Anyone who doubts that sexism remains a problem deep and wide in our world should read, no REALLY read this Washington Post article on transgendered Stanford University neurobiologist Ben Barres. He spent the first half of his career being ignored and underestimated because... well, as close as he can figure... because he was a woman.
His article appears in the journal Nature and provides a unique perspective on former Harvard president Lawrence Summer's assertion that innate differences between the sexes might explain why many fewer women than men reach the highest echelons of science.
Here are a few of my favorite anecdotes from the article:
After he underwent a sex change nine years ago at the age of 42, Barres recalled, another scientist who was unaware of it was heard to say, "Ben Barres gave a great seminar today, but then his work is much better than his sister's."
And as a female undergraduate at MIT, Barres once solved a difficult math problem that stumped many male classmates, only to be told by a professor: "Your boyfriend must have solved it for you."
"By far," Barres wrote, "the main difference I have noticed is that people who don't know I am transgendered treat me with much more respect" than when he was a woman. "I can even complete a whole sentence without being interrupted by a man."
Barres said the switch had given him access to conversations that would have excluded him previously: "I had a conversation with a male surgeon and he told me he had never met a woman surgeon who was as good as a man."
Barres's salvo, bolstered with scientific studies, marks a dramatic twist in a controversy that began with Summers's suggestion last year that "intrinsic aptitude" may explain why there are relatively few tenured female scientists at Harvard.
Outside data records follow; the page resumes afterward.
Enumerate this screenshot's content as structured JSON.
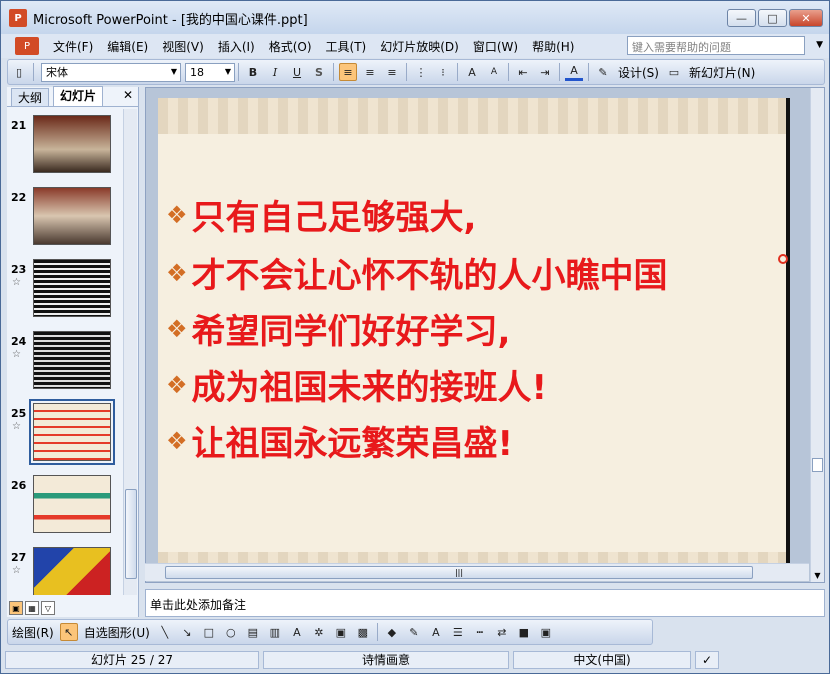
{
  "window": {
    "title": "Microsoft PowerPoint - [我的中国心课件.ppt]",
    "app_icon": "powerpoint-icon"
  },
  "menu": {
    "items": [
      {
        "label": "文件(F)"
      },
      {
        "label": "编辑(E)"
      },
      {
        "label": "视图(V)"
      },
      {
        "label": "插入(I)"
      },
      {
        "label": "格式(O)"
      },
      {
        "label": "工具(T)"
      },
      {
        "label": "幻灯片放映(D)"
      },
      {
        "label": "窗口(W)"
      },
      {
        "label": "帮助(H)"
      }
    ],
    "help_placeholder": "键入需要帮助的问题"
  },
  "toolbar": {
    "font_name": "宋体",
    "font_size": "18",
    "bold": "B",
    "italic": "I",
    "underline": "U",
    "shadow": "S",
    "design_label": "设计(S)",
    "new_slide_label": "新幻灯片(N)"
  },
  "left_panel": {
    "tabs": [
      {
        "label": "大纲"
      },
      {
        "label": "幻灯片"
      }
    ],
    "close": "✕",
    "thumbnails": [
      {
        "number": "21",
        "has_star": false
      },
      {
        "number": "22",
        "has_star": false
      },
      {
        "number": "23",
        "has_star": true
      },
      {
        "number": "24",
        "has_star": true
      },
      {
        "number": "25",
        "has_star": true,
        "selected": true
      },
      {
        "number": "26",
        "has_star": false
      },
      {
        "number": "27",
        "has_star": true
      }
    ]
  },
  "slide": {
    "lines": [
      "只有自己足够强大,",
      "才不会让心怀不轨的人小瞧中国",
      "希望同学们好好学习,",
      "成为祖国未来的接班人!",
      "让祖国永远繁荣昌盛!"
    ],
    "text_color": "#e8191b",
    "bullet_color": "#d36e25"
  },
  "notes": {
    "placeholder": "单击此处添加备注"
  },
  "drawing_toolbar": {
    "draw_label": "绘图(R)",
    "autoshapes_label": "自选图形(U)"
  },
  "status": {
    "slide_indicator": "幻灯片 25 / 27",
    "design_name": "诗情画意",
    "language": "中文(中国)"
  }
}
After a lengthy feud with the Faculty of Arts and Sciences, Summers resigned earlier this year.